*** Records for this exercise Section Begins ***

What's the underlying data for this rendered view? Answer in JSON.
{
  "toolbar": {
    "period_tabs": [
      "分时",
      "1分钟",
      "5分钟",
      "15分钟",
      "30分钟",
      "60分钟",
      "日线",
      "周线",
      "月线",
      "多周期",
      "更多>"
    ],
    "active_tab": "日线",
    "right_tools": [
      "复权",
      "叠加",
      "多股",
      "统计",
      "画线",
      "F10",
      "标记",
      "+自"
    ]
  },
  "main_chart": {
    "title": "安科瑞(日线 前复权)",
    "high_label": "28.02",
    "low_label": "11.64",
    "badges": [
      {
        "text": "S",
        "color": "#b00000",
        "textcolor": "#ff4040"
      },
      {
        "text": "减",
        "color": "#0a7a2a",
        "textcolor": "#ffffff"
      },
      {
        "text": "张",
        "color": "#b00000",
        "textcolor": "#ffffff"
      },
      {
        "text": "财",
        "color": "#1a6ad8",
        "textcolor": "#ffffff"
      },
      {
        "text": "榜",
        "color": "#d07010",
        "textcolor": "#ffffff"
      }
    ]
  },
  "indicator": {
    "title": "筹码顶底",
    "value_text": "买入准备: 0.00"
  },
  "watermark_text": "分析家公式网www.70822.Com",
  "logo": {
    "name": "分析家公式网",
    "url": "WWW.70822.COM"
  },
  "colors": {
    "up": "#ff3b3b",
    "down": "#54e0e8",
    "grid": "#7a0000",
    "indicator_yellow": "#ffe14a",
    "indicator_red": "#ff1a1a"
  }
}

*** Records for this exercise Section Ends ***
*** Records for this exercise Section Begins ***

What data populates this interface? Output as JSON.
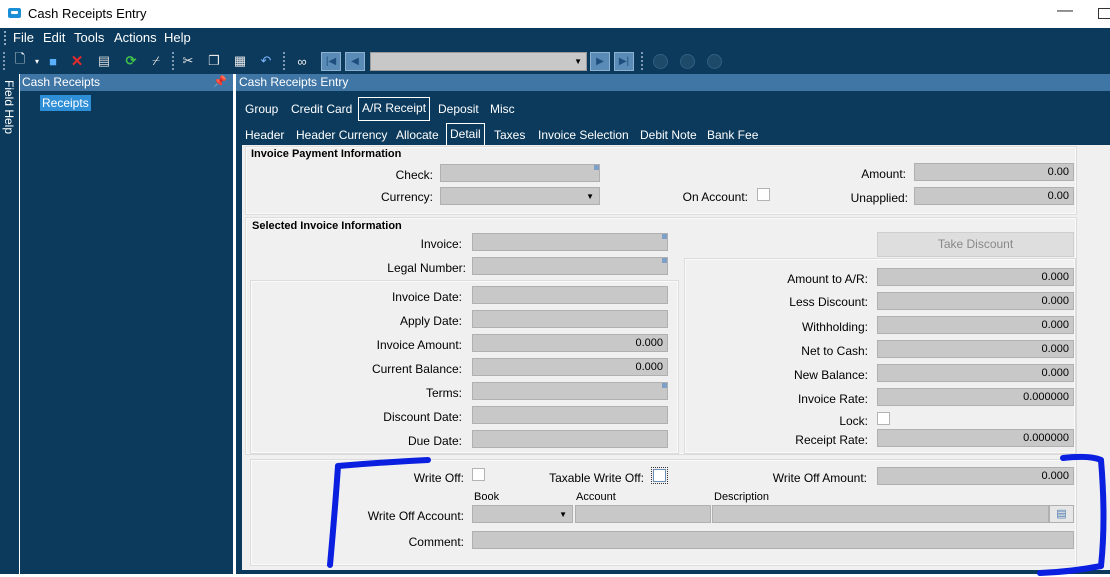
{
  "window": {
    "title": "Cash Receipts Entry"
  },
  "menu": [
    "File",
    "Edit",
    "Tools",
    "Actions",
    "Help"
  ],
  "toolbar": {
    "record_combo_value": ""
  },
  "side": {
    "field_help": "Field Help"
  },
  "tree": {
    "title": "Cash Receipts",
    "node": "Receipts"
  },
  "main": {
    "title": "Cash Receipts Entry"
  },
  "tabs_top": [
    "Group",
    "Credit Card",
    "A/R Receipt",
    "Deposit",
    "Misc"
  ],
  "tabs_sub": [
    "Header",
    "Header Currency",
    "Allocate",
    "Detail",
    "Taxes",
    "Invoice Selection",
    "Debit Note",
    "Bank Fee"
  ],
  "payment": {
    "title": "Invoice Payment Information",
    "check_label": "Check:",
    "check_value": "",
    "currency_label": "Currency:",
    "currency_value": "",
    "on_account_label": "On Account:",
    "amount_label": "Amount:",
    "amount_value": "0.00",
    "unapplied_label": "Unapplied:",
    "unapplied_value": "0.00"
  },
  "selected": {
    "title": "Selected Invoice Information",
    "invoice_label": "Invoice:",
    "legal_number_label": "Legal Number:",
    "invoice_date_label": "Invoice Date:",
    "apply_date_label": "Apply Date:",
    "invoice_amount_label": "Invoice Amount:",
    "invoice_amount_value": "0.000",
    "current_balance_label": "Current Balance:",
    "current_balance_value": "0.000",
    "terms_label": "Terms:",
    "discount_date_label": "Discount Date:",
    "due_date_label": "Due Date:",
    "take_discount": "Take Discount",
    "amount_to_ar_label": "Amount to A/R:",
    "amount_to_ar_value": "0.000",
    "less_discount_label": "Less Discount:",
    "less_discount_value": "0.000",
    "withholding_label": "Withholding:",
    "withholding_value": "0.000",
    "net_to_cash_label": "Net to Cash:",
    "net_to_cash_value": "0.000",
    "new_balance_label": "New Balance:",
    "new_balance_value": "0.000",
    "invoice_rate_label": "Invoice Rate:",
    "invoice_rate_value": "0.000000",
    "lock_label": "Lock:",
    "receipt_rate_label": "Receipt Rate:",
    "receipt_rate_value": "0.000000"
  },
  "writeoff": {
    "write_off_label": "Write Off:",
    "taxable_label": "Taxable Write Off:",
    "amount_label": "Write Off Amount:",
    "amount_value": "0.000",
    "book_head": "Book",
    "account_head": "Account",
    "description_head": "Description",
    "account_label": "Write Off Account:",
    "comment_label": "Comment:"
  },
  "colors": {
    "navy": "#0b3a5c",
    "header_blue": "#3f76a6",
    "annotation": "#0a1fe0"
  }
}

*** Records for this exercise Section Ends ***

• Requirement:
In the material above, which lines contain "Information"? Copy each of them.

• Response to this exercise:
    "title": "Invoice Payment Information",
    "title": "Selected Invoice Information",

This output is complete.